So are retail investors just down 7.5 percent ($16.00 to $14.80)? Not likely, because retail investor can’t actually buy it at the IPO price (that’s reserved for institutional players).

Instead, they likely bought after the opening IPO pop, for as much as $20 per share.  From that level, some retail investors are out 26 percent.

Why did people (including retail investors) chase Pandora?

One reason is the name recognition.  Pandora has at least 80 million registered users and at least 30 million active users.

Another is chasing IPO pops because some recent tech IPOs have done extremely well on the first day or two of trading.
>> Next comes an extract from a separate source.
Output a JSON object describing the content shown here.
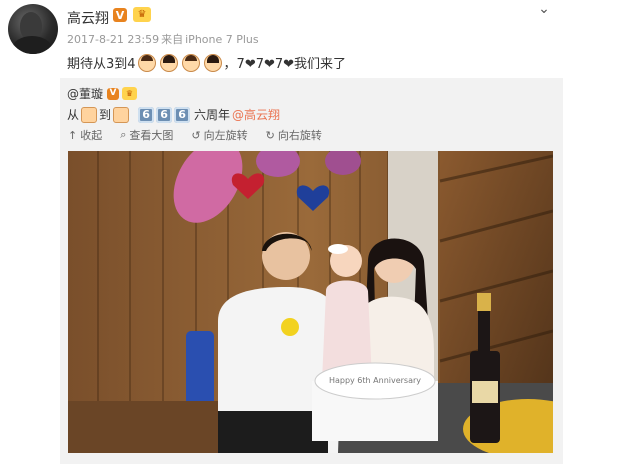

Dangdang (NYSE:DANG), for example, soared nealy 100 percent at the end of its second day of trading from the IPO price.

Unfortunately for Pandora investors, Pandora’s IPO is met with broad market weakness on its second day of trading, especially in the tech sector; LinkedIn (NYSE:LNKD) is down nearly 8 percent, Dangdang plunged over 8 percent, and Amazon.com (AMZN) fell over 2 percent.

More importantly, it seems that some Pandora investors might have had no intention of holding on to the shares. 

Pandora isn’t profitable at the time of its IPO.  A key reason is that it’s in the notoriously tough business of extracting money from music content.  With unwilling (and pirating) customers on one side and music labels on the other, Pandora seems to be stuck in a tough position in the middle.